Jacques had organised a conference for us nearby along with a number of other organisations. I sat at the front with a representative from UNA, someone who worked with the pygmies in HIV/AIDS prevention and treatment, and a member of another NGO. We also had some local artists. One poet, Theophile, came and presented a poem about peace and solidarity, while a singer, Tonton Sambo, and rapper also presented some songs along the same theme. Winnie gave a brief introduction to the WYA, and then Ann presented her work as chair of the WYA board and why she travelled to Africa, then I spoke about some of the ideas of the Alliance. I tried to give a 5 minute introduction to human dignity, freedom, responsible stewardship and solidarity and how they lead to peace. Jacques translated for all of us. Poor fellow, a couple minutes into my speech he stopped, turned to me and said in a little voice "cette philosophie..." I was very impressed and grateful for his translation. Without him, the only message I could have conveyed would have been "je ne pas parle francaise..."

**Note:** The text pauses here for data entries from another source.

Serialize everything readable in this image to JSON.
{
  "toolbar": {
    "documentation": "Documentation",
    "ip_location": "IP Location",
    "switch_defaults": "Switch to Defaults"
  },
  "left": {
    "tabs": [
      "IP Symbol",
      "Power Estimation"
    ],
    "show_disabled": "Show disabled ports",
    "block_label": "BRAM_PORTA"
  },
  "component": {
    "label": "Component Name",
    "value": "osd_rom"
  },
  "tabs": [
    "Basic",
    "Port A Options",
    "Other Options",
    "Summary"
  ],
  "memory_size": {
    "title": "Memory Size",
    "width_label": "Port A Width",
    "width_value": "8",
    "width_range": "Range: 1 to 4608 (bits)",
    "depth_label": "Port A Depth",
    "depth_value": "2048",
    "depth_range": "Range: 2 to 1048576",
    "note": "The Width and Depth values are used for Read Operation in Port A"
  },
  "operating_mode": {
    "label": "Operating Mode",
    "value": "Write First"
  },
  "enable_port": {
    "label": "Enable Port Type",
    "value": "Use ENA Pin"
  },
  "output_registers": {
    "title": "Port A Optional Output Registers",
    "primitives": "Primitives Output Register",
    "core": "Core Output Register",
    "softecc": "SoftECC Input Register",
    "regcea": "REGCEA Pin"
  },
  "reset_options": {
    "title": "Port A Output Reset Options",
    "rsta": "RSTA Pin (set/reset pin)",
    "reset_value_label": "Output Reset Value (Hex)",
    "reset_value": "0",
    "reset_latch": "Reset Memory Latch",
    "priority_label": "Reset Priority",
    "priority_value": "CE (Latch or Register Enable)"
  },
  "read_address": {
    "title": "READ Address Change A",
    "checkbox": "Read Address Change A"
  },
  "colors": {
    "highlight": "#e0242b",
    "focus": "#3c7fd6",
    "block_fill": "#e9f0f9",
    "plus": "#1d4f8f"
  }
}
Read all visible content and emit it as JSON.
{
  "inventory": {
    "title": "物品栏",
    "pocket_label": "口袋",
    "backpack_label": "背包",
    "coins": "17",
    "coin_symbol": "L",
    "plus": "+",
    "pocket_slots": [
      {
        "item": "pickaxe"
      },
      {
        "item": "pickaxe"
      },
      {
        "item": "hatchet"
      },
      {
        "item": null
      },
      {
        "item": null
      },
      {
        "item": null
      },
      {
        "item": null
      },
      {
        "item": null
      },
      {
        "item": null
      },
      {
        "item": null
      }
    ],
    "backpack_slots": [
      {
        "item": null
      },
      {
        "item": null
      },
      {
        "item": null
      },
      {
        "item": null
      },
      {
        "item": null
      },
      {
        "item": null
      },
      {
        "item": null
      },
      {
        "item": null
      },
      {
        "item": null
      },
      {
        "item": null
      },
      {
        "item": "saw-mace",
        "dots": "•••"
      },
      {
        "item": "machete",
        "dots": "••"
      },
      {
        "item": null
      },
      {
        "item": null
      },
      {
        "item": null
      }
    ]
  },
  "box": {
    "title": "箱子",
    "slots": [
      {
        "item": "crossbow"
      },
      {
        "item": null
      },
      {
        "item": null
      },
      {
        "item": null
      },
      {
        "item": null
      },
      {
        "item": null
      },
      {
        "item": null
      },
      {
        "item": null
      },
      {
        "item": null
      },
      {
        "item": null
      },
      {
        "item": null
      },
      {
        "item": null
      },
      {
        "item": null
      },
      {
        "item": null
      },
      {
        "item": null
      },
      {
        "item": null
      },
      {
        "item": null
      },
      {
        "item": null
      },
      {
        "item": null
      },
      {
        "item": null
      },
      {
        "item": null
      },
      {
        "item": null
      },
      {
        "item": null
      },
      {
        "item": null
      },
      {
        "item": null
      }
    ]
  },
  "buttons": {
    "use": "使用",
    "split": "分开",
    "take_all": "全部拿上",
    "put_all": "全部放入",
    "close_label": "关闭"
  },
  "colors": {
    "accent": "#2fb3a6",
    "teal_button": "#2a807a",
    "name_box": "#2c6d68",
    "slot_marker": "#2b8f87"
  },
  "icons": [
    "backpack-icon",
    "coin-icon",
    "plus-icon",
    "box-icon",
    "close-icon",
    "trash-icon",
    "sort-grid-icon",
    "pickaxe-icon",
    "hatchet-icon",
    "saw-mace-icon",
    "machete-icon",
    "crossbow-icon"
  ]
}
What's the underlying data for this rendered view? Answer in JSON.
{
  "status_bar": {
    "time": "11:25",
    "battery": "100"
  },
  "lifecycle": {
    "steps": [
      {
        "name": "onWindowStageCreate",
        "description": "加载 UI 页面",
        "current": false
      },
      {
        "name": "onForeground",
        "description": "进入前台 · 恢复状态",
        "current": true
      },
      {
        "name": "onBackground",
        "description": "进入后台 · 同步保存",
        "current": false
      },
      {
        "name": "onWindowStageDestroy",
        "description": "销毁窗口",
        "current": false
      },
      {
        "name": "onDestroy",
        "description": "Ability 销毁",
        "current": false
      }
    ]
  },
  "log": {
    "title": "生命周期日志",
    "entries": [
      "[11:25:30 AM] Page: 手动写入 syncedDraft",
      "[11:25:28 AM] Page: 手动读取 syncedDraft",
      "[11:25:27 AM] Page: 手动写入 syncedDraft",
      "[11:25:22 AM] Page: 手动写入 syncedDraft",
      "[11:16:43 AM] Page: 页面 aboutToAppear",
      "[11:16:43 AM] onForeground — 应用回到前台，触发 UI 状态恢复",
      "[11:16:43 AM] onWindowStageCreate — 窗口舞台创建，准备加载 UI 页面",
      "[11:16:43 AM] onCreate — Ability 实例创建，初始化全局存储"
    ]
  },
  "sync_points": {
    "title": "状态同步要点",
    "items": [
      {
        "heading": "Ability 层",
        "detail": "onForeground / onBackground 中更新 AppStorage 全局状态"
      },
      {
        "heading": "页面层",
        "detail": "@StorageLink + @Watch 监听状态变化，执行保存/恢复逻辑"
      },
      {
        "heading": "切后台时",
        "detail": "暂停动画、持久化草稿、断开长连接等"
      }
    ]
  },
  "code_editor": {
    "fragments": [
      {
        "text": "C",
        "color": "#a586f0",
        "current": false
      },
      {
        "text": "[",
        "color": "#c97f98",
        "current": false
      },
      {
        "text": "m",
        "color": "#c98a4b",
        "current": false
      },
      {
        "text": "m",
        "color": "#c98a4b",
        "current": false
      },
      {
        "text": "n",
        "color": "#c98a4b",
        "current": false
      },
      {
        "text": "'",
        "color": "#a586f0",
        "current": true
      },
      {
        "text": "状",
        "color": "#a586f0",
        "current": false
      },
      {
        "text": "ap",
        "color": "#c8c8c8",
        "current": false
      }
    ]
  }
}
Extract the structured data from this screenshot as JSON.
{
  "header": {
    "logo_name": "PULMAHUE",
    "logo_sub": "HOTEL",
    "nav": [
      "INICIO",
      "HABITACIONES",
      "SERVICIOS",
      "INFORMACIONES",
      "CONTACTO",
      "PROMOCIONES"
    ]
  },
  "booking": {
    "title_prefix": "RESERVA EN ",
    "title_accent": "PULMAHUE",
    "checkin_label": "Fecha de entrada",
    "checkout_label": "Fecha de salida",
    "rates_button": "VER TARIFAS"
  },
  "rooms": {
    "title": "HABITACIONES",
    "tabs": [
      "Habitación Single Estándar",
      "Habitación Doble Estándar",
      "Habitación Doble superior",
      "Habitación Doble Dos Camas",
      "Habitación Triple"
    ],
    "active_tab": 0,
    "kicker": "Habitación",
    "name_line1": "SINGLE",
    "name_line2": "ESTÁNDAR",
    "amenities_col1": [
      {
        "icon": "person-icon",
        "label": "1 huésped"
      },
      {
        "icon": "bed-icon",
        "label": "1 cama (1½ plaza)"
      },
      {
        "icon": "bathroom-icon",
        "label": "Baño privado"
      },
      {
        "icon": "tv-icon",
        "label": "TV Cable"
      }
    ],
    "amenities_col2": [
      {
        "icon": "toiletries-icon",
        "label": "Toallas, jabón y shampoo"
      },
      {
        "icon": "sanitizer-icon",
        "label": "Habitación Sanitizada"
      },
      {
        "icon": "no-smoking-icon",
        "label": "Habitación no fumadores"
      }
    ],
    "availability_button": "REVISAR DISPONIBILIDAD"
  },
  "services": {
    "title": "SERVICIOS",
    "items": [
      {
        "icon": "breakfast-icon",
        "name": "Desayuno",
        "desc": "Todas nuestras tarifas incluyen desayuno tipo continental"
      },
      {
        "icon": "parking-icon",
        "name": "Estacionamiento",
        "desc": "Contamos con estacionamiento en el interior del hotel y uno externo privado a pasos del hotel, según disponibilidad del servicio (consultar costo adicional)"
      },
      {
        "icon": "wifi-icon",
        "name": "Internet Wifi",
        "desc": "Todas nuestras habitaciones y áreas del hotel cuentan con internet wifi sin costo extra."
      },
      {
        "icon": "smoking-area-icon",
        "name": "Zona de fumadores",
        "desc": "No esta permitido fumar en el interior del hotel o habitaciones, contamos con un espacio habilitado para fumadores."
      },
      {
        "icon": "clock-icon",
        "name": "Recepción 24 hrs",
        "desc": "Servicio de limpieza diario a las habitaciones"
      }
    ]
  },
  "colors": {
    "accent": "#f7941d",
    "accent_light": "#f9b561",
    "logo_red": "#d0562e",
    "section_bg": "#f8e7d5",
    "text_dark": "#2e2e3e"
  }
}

After our seminar Jacques and the WYA members there presented us with T-shirts produced for the recent elections encouraging young people to vote. One member also came up to me and handed me a portrait he'd sketched of me during my talk. It is actually very good, he even captured my hair flying away in the heat :) which of course I would have preferred that he left out. We then went to a local restaurant for drinks with the members and other speakers. It was great to be able to meet with them, they're all very excited about WYA and ready to take a lot of initiative. This was the first time I really wished I spoke french since I was only able to communicate with a few of them.

The next morning we attended a local Church in Gisenyi which was all in Kinyarwanda, I didn't understand a word of course, but I enjoyed the singing and clapping. Ann loves the children here, and halfway through Church a little girl left her family towards the front, walked all the way to the back and plunked herself on Ann's lap, she didn't leave her place until Church was over. Speaking of Ann, she is quite a celebrity here everywhere we travel. They are all grateful that she has travelled to Africa to be with them, but once she mentions she has 10 children it's over. From that point on she is their mother, and they love her, and they introduce her to everyone and say "and how many children do you think she has?" small pause for effect "10!!!!" gasps of disbelief from the listeners who then look to Ann for confirmation. Ann only has to give a slight nod and smile and they crowd up to her and tell her she is African like them, and how wonderful to have 10, they are so excited to meet a westerner with more than 2 children!

1 comment:

Simon said...

Hi Mary...just letting you know I'm enjoying your blog entries. Keep em coming!